Transmission naming the parts

You need to know what all the parts of your transmission are called before you can start fixing them; it makes going into bike shops and asking for replacement components a whole lot easier. The appearance of each mechanism may vary from bike to bike, but don’t worry too much about the detail for different components: all do the same jobs regardless of what they look like. All the parts here are dealt with in more detail later in this chapter.

“A new set of cables and casing is the cheapest and most effective way to make your shifting much crisper”

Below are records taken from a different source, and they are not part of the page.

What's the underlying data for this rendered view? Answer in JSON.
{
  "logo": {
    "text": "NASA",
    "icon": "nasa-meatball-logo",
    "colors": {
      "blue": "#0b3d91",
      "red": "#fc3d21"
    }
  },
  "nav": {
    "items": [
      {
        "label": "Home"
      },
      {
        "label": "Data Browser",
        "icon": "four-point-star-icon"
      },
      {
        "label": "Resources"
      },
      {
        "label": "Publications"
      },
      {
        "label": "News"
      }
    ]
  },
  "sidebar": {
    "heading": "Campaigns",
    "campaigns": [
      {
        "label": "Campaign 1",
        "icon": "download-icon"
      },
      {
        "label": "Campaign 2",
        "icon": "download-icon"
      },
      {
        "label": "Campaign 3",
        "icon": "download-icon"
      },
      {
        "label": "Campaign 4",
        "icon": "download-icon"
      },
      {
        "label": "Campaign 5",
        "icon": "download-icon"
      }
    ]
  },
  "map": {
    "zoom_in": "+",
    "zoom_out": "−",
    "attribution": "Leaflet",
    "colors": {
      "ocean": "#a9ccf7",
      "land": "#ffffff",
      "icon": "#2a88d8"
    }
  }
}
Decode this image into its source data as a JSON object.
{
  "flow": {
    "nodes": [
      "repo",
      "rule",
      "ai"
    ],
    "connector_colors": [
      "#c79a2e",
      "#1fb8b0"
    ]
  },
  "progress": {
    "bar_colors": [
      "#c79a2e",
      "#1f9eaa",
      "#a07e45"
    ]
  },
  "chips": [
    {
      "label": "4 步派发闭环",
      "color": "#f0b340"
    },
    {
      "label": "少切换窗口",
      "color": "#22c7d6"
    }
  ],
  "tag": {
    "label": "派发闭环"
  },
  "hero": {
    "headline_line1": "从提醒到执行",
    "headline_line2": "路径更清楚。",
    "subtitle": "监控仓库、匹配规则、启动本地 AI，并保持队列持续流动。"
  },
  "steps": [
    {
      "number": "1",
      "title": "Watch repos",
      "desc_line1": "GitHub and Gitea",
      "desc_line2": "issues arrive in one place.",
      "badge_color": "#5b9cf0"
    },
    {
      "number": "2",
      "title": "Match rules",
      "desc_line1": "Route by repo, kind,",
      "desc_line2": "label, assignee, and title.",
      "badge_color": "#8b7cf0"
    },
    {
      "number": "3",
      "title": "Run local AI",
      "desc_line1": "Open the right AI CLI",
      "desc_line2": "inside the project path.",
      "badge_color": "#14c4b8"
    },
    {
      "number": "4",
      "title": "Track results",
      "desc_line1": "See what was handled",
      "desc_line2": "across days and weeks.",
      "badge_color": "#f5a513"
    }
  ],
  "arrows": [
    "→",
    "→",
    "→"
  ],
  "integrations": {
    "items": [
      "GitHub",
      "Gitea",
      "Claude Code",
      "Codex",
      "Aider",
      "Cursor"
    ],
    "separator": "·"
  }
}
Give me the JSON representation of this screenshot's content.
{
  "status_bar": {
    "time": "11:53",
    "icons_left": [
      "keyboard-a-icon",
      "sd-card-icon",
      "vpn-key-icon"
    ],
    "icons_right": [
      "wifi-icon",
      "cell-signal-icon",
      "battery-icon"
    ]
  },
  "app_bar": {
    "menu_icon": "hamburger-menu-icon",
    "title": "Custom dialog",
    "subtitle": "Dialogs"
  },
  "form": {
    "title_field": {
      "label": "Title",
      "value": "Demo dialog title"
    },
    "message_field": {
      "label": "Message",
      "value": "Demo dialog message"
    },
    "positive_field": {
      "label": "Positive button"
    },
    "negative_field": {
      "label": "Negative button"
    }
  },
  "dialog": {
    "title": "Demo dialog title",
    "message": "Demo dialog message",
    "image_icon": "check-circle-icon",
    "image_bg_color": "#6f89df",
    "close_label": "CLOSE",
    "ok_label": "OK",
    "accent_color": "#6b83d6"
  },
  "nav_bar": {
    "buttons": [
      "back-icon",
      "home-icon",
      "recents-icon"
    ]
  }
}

  1. Shifters: It’s all very well having a million gears to choose from, but you need to be able to decide which one to be in, without taking your hands off the bars. Shifters put the controls where you need them – directly under your hands. The shifter unit might be integrated with the brake-levers, making a slightly lighter combination than two separates. However, there are a couple of advantages to having separate brake-levers and gear shifters as you can adjust them independently and also replace them independently if they wear out or break.
  2. Cables and casing: This is often neglected, but is much easier to replace than you’d imagine. A new set of cables and casing is the cheapest and most effective way to make your shifting much crisper. It makes you feel much faster, but also helps to make your transmission last as long as possible. Fresh cables means that your chain will run neatly over your sprockets and chainrings, rather than rubbing constantly and wearing itself out. The inner cable is the metal wire that runs all the way from the shifter to the derailleur. The outer casing is the plastic-covered tubing (usually black) that the cable runs through in short sections. The casing protects the cable and guides it around bends and curves.
  3. Chainset: Your chainset is the block of gear wheels on the right-hand side of your bike, along with the pedal arm that it connects to. The individual gear wheels are called chainrings and your bike will have one, two or three of them. Road bikes normally have two: hybrids and mountain bikes three. Hub gear bikes will have a single chainring at the front. Like the rest of your transmission, chainrings will wear over time and aren’t cheap to replace, but can be made to last much longer if kept clean.
  4. Cassette: This is the cluster of sprockets in the middle of your back wheel. Derailleur geared bikes may have five, six, seven, eight, nine or ten sprockets packed into the space between the frame and the back wheel. If the sprockets are all similar sizes, getting slightly larger as they get nearer the back wheel, your gear ratios will be very close together so that each is only slightly harder or easier than the next. Hybrids and mountain bikes tend to be fitted with cassettes that cover a wider range with larger steps between each gear.
  5. Rear derailleur: This cunning piece of kit shifts the chain gently across your sprockets when prompted by the right-hand shifter on your handlebars, via your gear cables. These cable movements are quite small and precise, so the quality of your shifting is dependent on the condition of your cables and the fine adjustment of the cable tension. The rear derailleur also performs a handy second function – the lower of the two jockey wheels keeps the chain tensioned, so that you can use a chain long enough to go around the big sprockets, without it dragging on the ground when you shift into small sprockets.
  6. Front derailleur: Front derailleurs are much simpler than rear derailleurs since they just perform a single function: as you operate the left-hand gear shifter, the derailleur pushes the chain from side to side across your chainset. Its simplicity as a mechanism means that it rarely needs attention and is usually quite straightforward to service, or replace. The trickiest part is usually ordering the correct replacement – there are a handful of different sizes, depending on your frame size and cable routing.